The report will propose a new corporation tax regime designed to help small and medium-sized businesses.
A UK government spokesman said Mr Swinney had yet to explain how proposed tax cuts could be afforded.
The independence referendum takes place on 18 September 2014, with voters in Scotland being asked the yes/no question: "Should Scotland be an independent country?"
This week's Scottish government economic report is expected to focus on a "distinct approach" to corporation tax, capital allowances, national insurance and access to finance.
It will come ahead of the nationalist administration's White Paper on the independence referendum, which will be published on 26 November.
Mr Swinney said: "There can be no doubt that while Scotland is performing well within our limited powers we are lagging behind other comparable countries on key measures including productivity and labour market outcomes."
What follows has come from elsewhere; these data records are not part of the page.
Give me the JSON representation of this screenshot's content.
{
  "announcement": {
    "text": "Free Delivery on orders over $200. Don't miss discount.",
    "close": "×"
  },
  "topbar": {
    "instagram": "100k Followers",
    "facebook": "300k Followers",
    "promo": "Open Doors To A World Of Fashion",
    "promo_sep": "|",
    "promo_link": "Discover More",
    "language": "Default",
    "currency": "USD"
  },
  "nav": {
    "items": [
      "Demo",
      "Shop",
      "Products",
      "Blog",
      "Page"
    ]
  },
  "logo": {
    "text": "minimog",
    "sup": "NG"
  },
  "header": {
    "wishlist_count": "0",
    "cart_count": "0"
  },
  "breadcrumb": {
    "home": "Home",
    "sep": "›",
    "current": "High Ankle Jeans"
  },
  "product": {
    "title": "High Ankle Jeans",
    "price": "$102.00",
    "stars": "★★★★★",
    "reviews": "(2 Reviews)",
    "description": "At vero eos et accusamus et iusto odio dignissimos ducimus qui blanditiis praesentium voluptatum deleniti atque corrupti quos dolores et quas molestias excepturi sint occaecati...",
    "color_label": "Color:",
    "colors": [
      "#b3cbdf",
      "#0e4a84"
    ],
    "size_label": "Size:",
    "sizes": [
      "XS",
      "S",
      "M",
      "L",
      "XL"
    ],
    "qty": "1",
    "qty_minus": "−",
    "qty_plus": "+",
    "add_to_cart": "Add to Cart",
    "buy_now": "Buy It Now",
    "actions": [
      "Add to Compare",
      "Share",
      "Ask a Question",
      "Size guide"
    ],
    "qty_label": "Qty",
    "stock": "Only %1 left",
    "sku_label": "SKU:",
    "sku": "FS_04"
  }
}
He added: "We want to create the most supportive business environment we can to help create long-term, secure growth with greater job opportunities and more prosperous businesses."
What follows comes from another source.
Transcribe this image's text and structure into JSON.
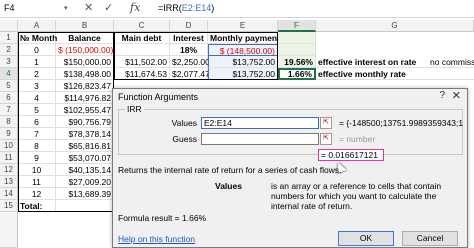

The report, to be released by Mr Swinney and First Minister Alex Salmond, aims to show that Scotland performs relatively strongly compared with the UK.
National insurance reliefs could also be used to support employment and recruit staff, the report suggests.
A Scotland Office spokesman said the Scottish government should "stop talking Scotland and the UK down".
The spokesman added: "We are the most prosperous part of the UK outside London and the South East. Scotland has performed just as strongly or better than similar sized independent countries by being part of the UK."
He added: "The Scottish government claims to want to cut business tax but fails to explain how their proposals would be funded. They cannot keep dodging basic questions about the economics of independence."
Meanwhile, hundreds of people from "Civic Scotland" are being invited to question Mr Salmond and his team of ministers about the SNP's formal plan for independence.
Businesses, trade unions, volunteers and others will be able seek answers on the content of the White Paper two weeks after it is unveiled.
The event in Edinburgh will be held on 10 December and will be broadcast live online.
Mr Salmond said: "We have a responsibility to provide as much information as possible to the people who will cast their vote in the referendum, allowing them to make an informed choice about the future of their country."